Stored data.
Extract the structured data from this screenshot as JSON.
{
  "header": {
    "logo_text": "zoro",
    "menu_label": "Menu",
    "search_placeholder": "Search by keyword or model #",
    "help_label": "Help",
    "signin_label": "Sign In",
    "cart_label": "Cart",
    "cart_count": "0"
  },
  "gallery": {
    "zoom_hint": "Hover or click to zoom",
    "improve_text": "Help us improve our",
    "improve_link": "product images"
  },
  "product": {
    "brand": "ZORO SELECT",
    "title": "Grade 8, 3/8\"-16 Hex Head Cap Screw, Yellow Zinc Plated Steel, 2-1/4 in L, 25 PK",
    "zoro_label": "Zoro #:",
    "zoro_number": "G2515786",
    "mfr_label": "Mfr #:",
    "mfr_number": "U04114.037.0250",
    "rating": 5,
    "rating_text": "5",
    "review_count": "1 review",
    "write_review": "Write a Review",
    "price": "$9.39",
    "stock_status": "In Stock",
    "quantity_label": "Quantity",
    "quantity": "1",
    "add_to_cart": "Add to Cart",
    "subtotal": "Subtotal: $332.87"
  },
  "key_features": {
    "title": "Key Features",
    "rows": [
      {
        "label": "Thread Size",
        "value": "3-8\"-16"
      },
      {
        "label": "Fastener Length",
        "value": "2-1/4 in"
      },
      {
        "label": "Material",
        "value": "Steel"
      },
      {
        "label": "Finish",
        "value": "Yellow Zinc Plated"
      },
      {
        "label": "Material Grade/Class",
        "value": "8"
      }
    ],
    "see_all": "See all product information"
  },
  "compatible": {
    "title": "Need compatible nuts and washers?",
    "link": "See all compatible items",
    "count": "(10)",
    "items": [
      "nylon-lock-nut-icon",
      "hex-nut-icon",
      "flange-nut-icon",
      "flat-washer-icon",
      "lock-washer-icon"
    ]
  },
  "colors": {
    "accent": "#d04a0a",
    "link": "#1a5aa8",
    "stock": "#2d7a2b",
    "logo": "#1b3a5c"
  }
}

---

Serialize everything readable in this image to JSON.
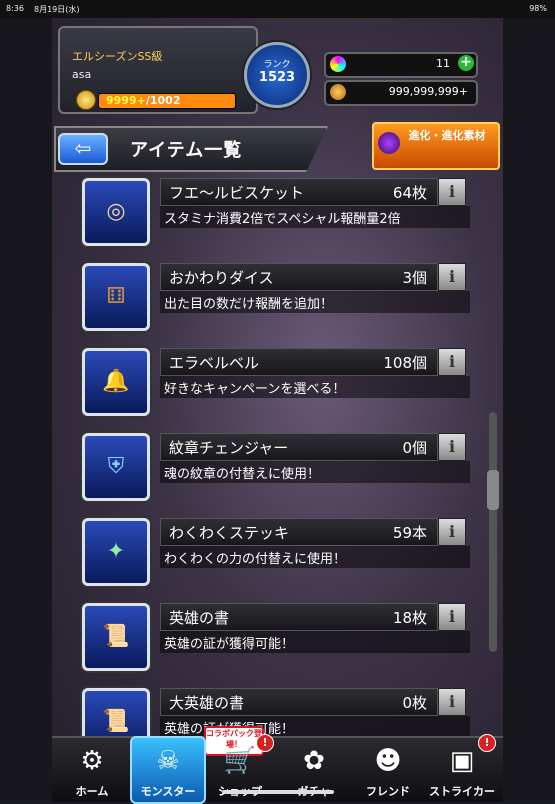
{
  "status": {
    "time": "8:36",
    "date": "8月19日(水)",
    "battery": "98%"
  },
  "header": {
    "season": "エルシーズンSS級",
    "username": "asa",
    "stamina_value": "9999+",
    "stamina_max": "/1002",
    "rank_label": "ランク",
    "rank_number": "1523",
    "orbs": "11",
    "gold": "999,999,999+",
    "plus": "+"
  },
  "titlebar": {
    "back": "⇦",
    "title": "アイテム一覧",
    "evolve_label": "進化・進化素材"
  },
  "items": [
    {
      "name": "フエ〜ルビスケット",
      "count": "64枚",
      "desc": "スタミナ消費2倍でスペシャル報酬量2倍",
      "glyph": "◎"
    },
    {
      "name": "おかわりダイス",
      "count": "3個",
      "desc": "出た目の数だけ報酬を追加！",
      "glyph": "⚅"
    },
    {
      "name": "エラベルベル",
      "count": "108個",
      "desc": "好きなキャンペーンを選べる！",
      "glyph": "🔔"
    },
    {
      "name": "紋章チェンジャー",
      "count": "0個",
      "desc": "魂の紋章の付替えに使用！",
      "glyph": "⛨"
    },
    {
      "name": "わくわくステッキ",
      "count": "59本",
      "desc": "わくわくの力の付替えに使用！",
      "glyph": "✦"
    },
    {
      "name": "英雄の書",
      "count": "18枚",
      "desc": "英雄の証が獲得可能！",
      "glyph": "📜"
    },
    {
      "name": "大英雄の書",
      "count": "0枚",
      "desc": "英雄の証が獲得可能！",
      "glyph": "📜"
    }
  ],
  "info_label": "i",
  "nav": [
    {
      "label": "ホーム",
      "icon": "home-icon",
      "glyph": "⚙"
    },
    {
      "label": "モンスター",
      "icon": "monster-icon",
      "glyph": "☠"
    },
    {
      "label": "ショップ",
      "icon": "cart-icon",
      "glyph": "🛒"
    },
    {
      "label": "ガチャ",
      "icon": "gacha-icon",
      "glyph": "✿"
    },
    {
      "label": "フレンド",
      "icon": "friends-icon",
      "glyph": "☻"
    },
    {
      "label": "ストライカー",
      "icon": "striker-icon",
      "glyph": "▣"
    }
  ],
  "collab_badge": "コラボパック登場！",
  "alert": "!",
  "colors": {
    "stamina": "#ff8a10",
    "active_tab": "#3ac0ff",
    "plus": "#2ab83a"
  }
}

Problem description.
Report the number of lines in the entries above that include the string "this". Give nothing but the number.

Answer area.
2